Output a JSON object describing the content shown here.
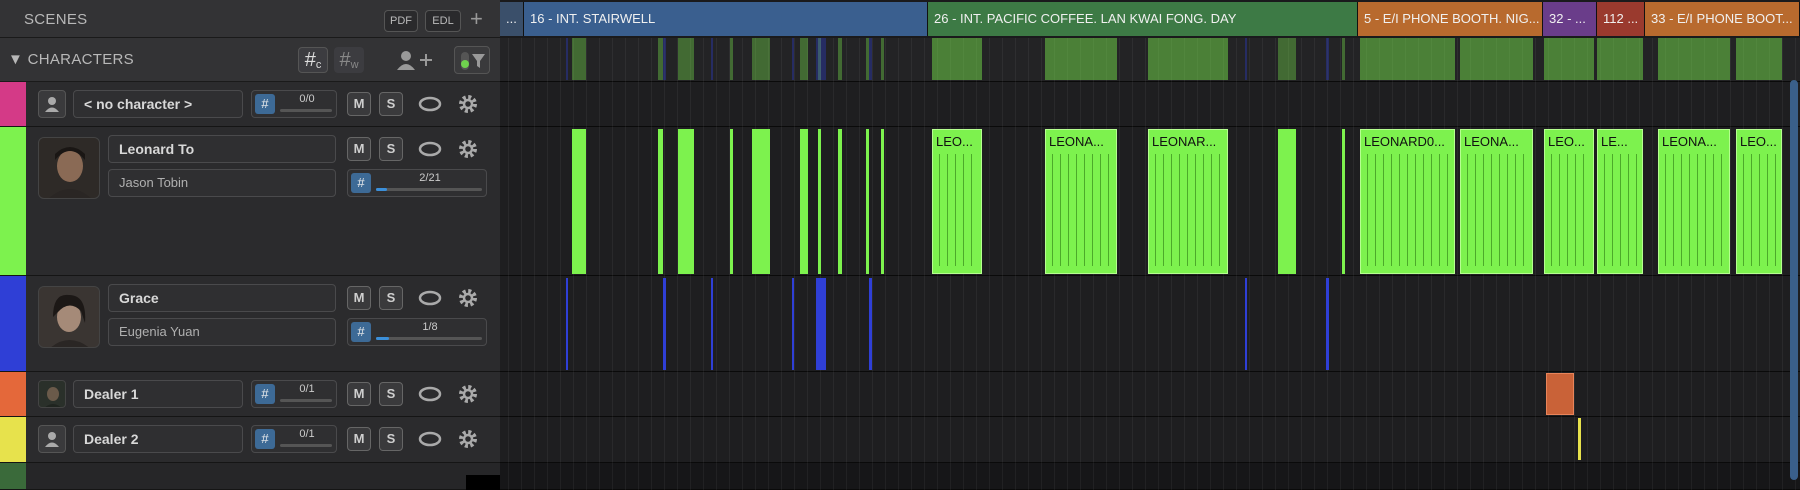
{
  "left": {
    "scenes_title": "SCENES",
    "pdf": "PDF",
    "edl": "EDL",
    "plus": "+",
    "characters_title": "▼ CHARACTERS",
    "hash_c": "#",
    "hash_c_sub": "c",
    "hash_w": "#",
    "hash_w_sub": "w"
  },
  "characters": [
    {
      "name": "< no character >",
      "count": "0/0",
      "ratio": 0,
      "color": "#d43a87"
    },
    {
      "name": "Leonard To",
      "actor": "Jason Tobin",
      "count": "2/21",
      "ratio": 0.1,
      "color": "#7df24e"
    },
    {
      "name": "Grace",
      "actor": "Eugenia Yuan",
      "count": "1/8",
      "ratio": 0.12,
      "color": "#2f3fd6"
    },
    {
      "name": "Dealer 1",
      "count": "0/1",
      "ratio": 0,
      "color": "#e4683a"
    },
    {
      "name": "Dealer 2",
      "count": "0/1",
      "ratio": 0,
      "color": "#e7e24c"
    }
  ],
  "buttons": {
    "m": "M",
    "s": "S"
  },
  "scenes": [
    {
      "label": "...",
      "color": "#3a4f6a"
    },
    {
      "label": "16 - INT. STAIRWELL",
      "color": "#3a5f8f"
    },
    {
      "label": "26 - INT. PACIFIC COFFEE. LAN KWAI FONG. DAY",
      "color": "#3d7a45"
    },
    {
      "label": "5 - E/I PHONE BOOTH. NIG...",
      "color": "#b86a2e"
    },
    {
      "label": "32 - ...",
      "color": "#6a3d8a"
    },
    {
      "label": "112 ...",
      "color": "#9a3a2e"
    },
    {
      "label": "33 - E/I PHONE BOOT...",
      "color": "#b86a2e"
    }
  ],
  "leonard_labels": [
    "LEO...",
    "LEONA...",
    "LEONAR...",
    "LEONARD0...",
    "LEONA...",
    "LEO...",
    "LE...",
    "LEONA...",
    "LEO..."
  ],
  "colors": {
    "leonard_block": "#7df24e",
    "grace_block": "#2f3fd6",
    "dealer1_block": "#d9683a",
    "dealer2_block": "#e7e24c"
  }
}
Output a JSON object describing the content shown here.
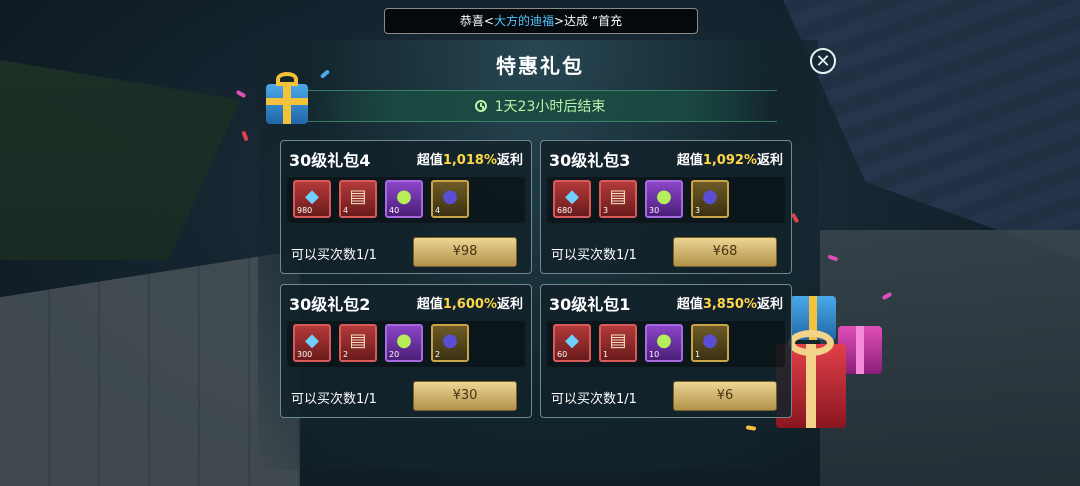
{
  "announcement": {
    "prefix": "恭喜<",
    "name": "大方的迪福",
    "suffix": ">达成 “首充"
  },
  "title": "特惠礼包",
  "timer": "1天23小时后结束",
  "close_icon": "close-icon",
  "packs": [
    {
      "name": "30级礼包4",
      "value_prefix": "超值",
      "value_pct": "1,018%",
      "value_suffix": "返利",
      "items": [
        {
          "icon": "diamond-icon",
          "count": "980",
          "rarity": "red"
        },
        {
          "icon": "scroll-icon",
          "count": "4",
          "rarity": "red"
        },
        {
          "icon": "potion-icon",
          "count": "40",
          "rarity": "purple"
        },
        {
          "icon": "berry-icon",
          "count": "4",
          "rarity": "gold"
        }
      ],
      "buy_limit": "可以买次数1/1",
      "price": "¥98"
    },
    {
      "name": "30级礼包3",
      "value_prefix": "超值",
      "value_pct": "1,092%",
      "value_suffix": "返利",
      "items": [
        {
          "icon": "diamond-icon",
          "count": "680",
          "rarity": "red"
        },
        {
          "icon": "scroll-icon",
          "count": "3",
          "rarity": "red"
        },
        {
          "icon": "potion-icon",
          "count": "30",
          "rarity": "purple"
        },
        {
          "icon": "berry-icon",
          "count": "3",
          "rarity": "gold"
        }
      ],
      "buy_limit": "可以买次数1/1",
      "price": "¥68"
    },
    {
      "name": "30级礼包2",
      "value_prefix": "超值",
      "value_pct": "1,600%",
      "value_suffix": "返利",
      "items": [
        {
          "icon": "diamond-icon",
          "count": "300",
          "rarity": "red"
        },
        {
          "icon": "scroll-icon",
          "count": "2",
          "rarity": "red"
        },
        {
          "icon": "potion-icon",
          "count": "20",
          "rarity": "purple"
        },
        {
          "icon": "berry-icon",
          "count": "2",
          "rarity": "gold"
        }
      ],
      "buy_limit": "可以买次数1/1",
      "price": "¥30"
    },
    {
      "name": "30级礼包1",
      "value_prefix": "超值",
      "value_pct": "3,850%",
      "value_suffix": "返利",
      "items": [
        {
          "icon": "diamond-icon",
          "count": "60",
          "rarity": "red"
        },
        {
          "icon": "scroll-icon",
          "count": "1",
          "rarity": "red"
        },
        {
          "icon": "potion-icon",
          "count": "10",
          "rarity": "purple"
        },
        {
          "icon": "berry-icon",
          "count": "1",
          "rarity": "gold"
        }
      ],
      "buy_limit": "可以买次数1/1",
      "price": "¥6"
    }
  ]
}
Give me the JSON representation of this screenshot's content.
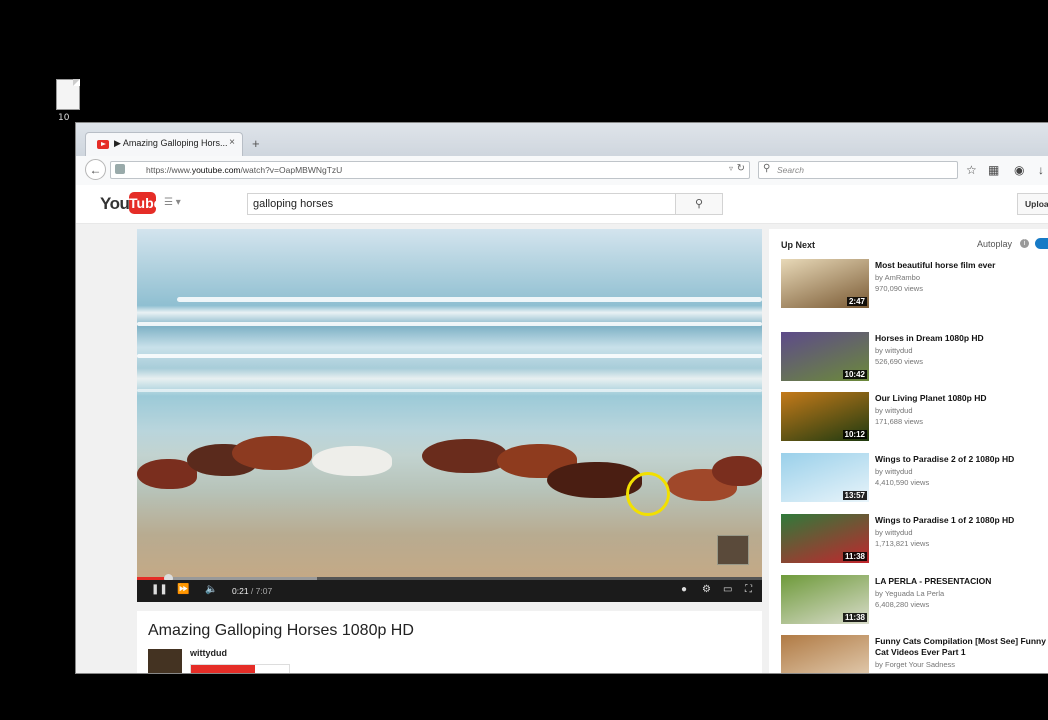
{
  "desktop": {
    "icon_label": "10"
  },
  "browser": {
    "tab_title": "▶ Amazing Galloping Hors...",
    "tab_close": "×",
    "new_tab": "+",
    "url_prefix": "https://www.",
    "url_host": "youtube.com",
    "url_path": "/watch?v=OapMBWNgTzU",
    "search_placeholder": "Search"
  },
  "youtube": {
    "logo_you": "You",
    "logo_tube": "Tube",
    "search_value": "galloping horses",
    "upload_label": "Upload"
  },
  "player": {
    "current_time": "0:21",
    "separator": " / ",
    "duration": "7:07",
    "progress_fraction": 0.05
  },
  "video": {
    "title": "Amazing Galloping Horses 1080p HD",
    "channel": "wittydud"
  },
  "sidebar": {
    "up_next": "Up Next",
    "autoplay": "Autoplay",
    "items": [
      {
        "title": "Most beautiful horse film ever",
        "channel": "by AmRambo",
        "views": "970,090 views",
        "duration": "2:47",
        "c1": "#e8d9b8",
        "c2": "#7a5a34"
      },
      {
        "title": "Horses in Dream 1080p HD",
        "channel": "by wittydud",
        "views": "526,690 views",
        "duration": "10:42",
        "c1": "#5d4a8a",
        "c2": "#6c8a3a"
      },
      {
        "title": "Our Living Planet 1080p HD",
        "channel": "by wittydud",
        "views": "171,688 views",
        "duration": "10:12",
        "c1": "#c47a1a",
        "c2": "#1e3a10"
      },
      {
        "title": "Wings to Paradise 2 of 2 1080p HD",
        "channel": "by wittydud",
        "views": "4,410,590 views",
        "duration": "13:57",
        "c1": "#9ad0ea",
        "c2": "#e8f4fa"
      },
      {
        "title": "Wings to Paradise 1 of 2 1080p HD",
        "channel": "by wittydud",
        "views": "1,713,821 views",
        "duration": "11:38",
        "c1": "#2f7a3a",
        "c2": "#c2262e"
      },
      {
        "title": "LA PERLA - PRESENTACION",
        "channel": "by Yeguada La Perla",
        "views": "6,408,280 views",
        "duration": "11:38",
        "c1": "#6e9a3a",
        "c2": "#d9dccb"
      },
      {
        "title": "Funny Cats Compilation [Most See] Funny Cat Videos Ever Part 1",
        "channel": "by Forget Your Sadness",
        "views": "",
        "duration": "",
        "c1": "#b07a44",
        "c2": "#e6d2b8"
      }
    ]
  }
}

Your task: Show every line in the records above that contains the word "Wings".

Problem solution:
        "title": "Wings to Paradise 2 of 2 1080p HD",
        "title": "Wings to Paradise 1 of 2 1080p HD",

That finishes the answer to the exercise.